Interface dataset entries:
- Opening Delimiter -

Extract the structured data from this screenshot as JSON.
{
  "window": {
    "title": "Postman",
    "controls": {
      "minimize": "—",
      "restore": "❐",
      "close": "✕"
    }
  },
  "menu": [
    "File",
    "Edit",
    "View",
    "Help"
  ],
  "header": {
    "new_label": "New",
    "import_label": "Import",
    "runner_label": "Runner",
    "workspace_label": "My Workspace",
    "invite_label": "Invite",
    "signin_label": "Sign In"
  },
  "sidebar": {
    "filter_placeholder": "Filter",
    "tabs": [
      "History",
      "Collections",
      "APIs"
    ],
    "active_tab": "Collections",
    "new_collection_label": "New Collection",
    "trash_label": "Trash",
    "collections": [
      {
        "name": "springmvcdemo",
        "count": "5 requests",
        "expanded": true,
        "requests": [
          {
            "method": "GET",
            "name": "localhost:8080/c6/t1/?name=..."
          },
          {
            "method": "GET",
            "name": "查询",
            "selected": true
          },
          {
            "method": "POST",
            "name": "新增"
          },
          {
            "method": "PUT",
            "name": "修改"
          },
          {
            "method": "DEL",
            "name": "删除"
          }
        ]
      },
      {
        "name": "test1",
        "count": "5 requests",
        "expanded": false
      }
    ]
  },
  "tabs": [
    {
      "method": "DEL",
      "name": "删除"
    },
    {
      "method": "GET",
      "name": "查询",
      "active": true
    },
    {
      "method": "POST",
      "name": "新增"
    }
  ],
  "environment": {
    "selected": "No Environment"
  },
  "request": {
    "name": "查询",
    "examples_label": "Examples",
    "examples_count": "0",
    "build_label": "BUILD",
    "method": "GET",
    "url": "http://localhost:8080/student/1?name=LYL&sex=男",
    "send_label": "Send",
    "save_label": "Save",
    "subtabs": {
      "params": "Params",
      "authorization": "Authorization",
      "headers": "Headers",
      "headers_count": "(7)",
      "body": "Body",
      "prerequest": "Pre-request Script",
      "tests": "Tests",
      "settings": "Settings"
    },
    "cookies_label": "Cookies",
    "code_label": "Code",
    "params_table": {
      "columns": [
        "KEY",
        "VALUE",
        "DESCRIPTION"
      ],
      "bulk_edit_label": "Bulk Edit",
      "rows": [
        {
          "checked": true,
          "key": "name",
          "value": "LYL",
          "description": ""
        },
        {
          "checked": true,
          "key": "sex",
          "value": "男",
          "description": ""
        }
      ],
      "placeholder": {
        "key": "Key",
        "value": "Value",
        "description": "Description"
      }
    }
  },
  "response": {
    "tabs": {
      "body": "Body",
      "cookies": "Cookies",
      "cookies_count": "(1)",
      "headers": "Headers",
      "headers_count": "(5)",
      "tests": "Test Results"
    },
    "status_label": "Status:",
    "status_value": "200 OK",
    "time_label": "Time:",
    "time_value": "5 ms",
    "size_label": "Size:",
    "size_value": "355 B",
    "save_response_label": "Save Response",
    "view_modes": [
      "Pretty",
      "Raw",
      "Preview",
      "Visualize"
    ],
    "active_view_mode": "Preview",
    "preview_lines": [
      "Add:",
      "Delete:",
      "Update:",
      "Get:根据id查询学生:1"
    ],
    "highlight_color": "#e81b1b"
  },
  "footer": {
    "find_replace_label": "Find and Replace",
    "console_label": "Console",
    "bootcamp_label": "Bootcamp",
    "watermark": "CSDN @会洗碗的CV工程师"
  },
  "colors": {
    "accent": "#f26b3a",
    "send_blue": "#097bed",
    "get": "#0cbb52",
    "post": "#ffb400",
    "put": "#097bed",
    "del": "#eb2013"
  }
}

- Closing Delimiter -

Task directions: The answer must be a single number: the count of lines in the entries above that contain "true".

Exercise answer: 5